● EXCERPTED DATA:

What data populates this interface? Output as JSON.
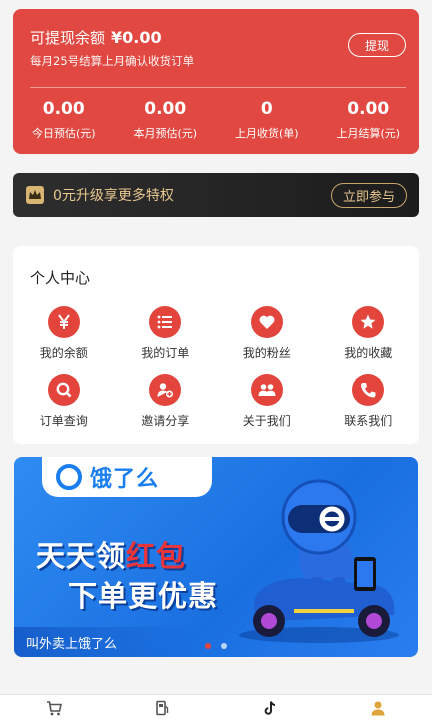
{
  "earnings": {
    "label": "可提现余额",
    "amount": "¥0.00",
    "note": "每月25号结算上月确认收货订单",
    "withdraw_label": "提现",
    "stats": [
      {
        "value": "0.00",
        "label": "今日预估(元)"
      },
      {
        "value": "0.00",
        "label": "本月预估(元)"
      },
      {
        "value": "0",
        "label": "上月收货(单)"
      },
      {
        "value": "0.00",
        "label": "上月结算(元)"
      }
    ]
  },
  "vip": {
    "text": "0元升级享更多特权",
    "button_label": "立即参与",
    "icon": "crown-icon"
  },
  "center": {
    "title": "个人中心",
    "items": [
      {
        "label": "我的余额",
        "icon": "yen-icon"
      },
      {
        "label": "我的订单",
        "icon": "list-icon"
      },
      {
        "label": "我的粉丝",
        "icon": "heart-icon"
      },
      {
        "label": "我的收藏",
        "icon": "star-icon"
      },
      {
        "label": "订单查询",
        "icon": "search-icon"
      },
      {
        "label": "邀请分享",
        "icon": "invite-icon"
      },
      {
        "label": "关于我们",
        "icon": "people-icon"
      },
      {
        "label": "联系我们",
        "icon": "phone-icon"
      }
    ]
  },
  "ad": {
    "brand": "饿了么",
    "line1_a": "天天领",
    "line1_b": "红包",
    "line2": "下单更优惠",
    "footer": "叫外卖上饿了么",
    "slide_count": 2,
    "active_slide": 1
  },
  "tabbar": {
    "tabs": [
      {
        "icon": "cart-icon",
        "active": false
      },
      {
        "icon": "gas-station-icon",
        "active": false
      },
      {
        "icon": "tiktok-icon",
        "active": false
      },
      {
        "icon": "user-icon",
        "active": true
      }
    ]
  },
  "colors": {
    "primary_red": "#e24842",
    "vip_gold": "#e9c88f",
    "tab_active": "#e0a23a"
  }
}
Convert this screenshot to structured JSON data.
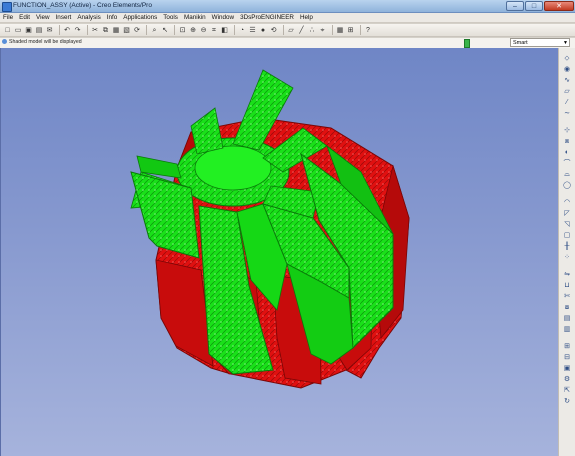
{
  "window": {
    "title": "FUNCTION_ASSY (Active) - Creo Elements/Pro",
    "min_label": "–",
    "max_label": "□",
    "close_label": "✕"
  },
  "menu": {
    "items": [
      "File",
      "Edit",
      "View",
      "Insert",
      "Analysis",
      "Info",
      "Applications",
      "Tools",
      "Manikin",
      "Window",
      "3DsProENGINEER",
      "Help"
    ],
    "help_icon_label": "?"
  },
  "toolbar": {
    "icons": [
      "new-icon",
      "open-icon",
      "save-icon",
      "print-icon",
      "email-icon",
      "undo-icon",
      "redo-icon",
      "cut-icon",
      "copy-icon",
      "paste-icon",
      "paste-special-icon",
      "regenerate-icon",
      "find-icon",
      "select-icon",
      "refit-icon",
      "zoom-in-icon",
      "zoom-out-icon",
      "repaint-icon",
      "orient-icon",
      "saved-views-icon",
      "layers-icon",
      "shading-icon",
      "spin-icon",
      "datum-planes-icon",
      "datum-axes-icon",
      "datum-points-icon",
      "csys-icon",
      "model-tree-icon",
      "annotation-icon",
      "help-whats-this-icon"
    ],
    "glyphs": [
      "□",
      "▭",
      "▣",
      "▤",
      "✉",
      "↶",
      "↷",
      "✂",
      "⧉",
      "▦",
      "▧",
      "⟳",
      "⌕",
      "↖",
      "⊡",
      "⊕",
      "⊖",
      "⌗",
      "◧",
      "◔",
      "☰",
      "●",
      "⟲",
      "▱",
      "╱",
      "∴",
      "⌖",
      "▦",
      "⊞",
      "?"
    ]
  },
  "status": {
    "message": "Shaded model will be displayed",
    "filter_value": "Smart"
  },
  "right_toolbar": {
    "icons": [
      "datum-plane-tool-icon",
      "datum-axis-tool-icon",
      "datum-curve-icon",
      "sketch-icon",
      "datum-point-icon",
      "csys-tool-icon",
      "analysis-icon",
      "extrude-icon",
      "revolve-icon",
      "sweep-icon",
      "blend-icon",
      "hole-icon",
      "round-icon",
      "chamfer-icon",
      "draft-icon",
      "shell-icon",
      "rib-icon",
      "pattern-icon",
      "mirror-icon",
      "merge-icon",
      "trim-icon",
      "offset-icon",
      "thicken-icon",
      "solidify-icon",
      "assemble-icon",
      "create-component-icon",
      "package-icon",
      "mechanism-icon",
      "explode-icon",
      "repeat-icon"
    ],
    "glyphs": [
      "⬦",
      "◉",
      "∿",
      "▱",
      "⁄",
      "∼",
      "⊹",
      "⧈",
      "◐",
      "⌒",
      "⌓",
      "◯",
      "◠",
      "◸",
      "◹",
      "▢",
      "╫",
      "⁘",
      "⇋",
      "⊔",
      "✄",
      "⧇",
      "▤",
      "▥",
      "⊞",
      "⊟",
      "▣",
      "⚙",
      "⇱",
      "↻"
    ]
  },
  "viewport": {
    "background_top": "#6f86c6",
    "background_bottom": "#a6b3dc",
    "model": {
      "name": "FUNCTION_ASSY",
      "colors": {
        "red": "#e01010",
        "red_dark": "#a50b0b",
        "green": "#19e019",
        "green_dark": "#0fa00f"
      }
    }
  }
}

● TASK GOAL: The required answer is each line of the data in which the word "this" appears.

● RESPONSE BOX:
What data populates this interface? Output as JSON.
Convert this screenshot to structured JSON data.
      "help-whats-this-icon"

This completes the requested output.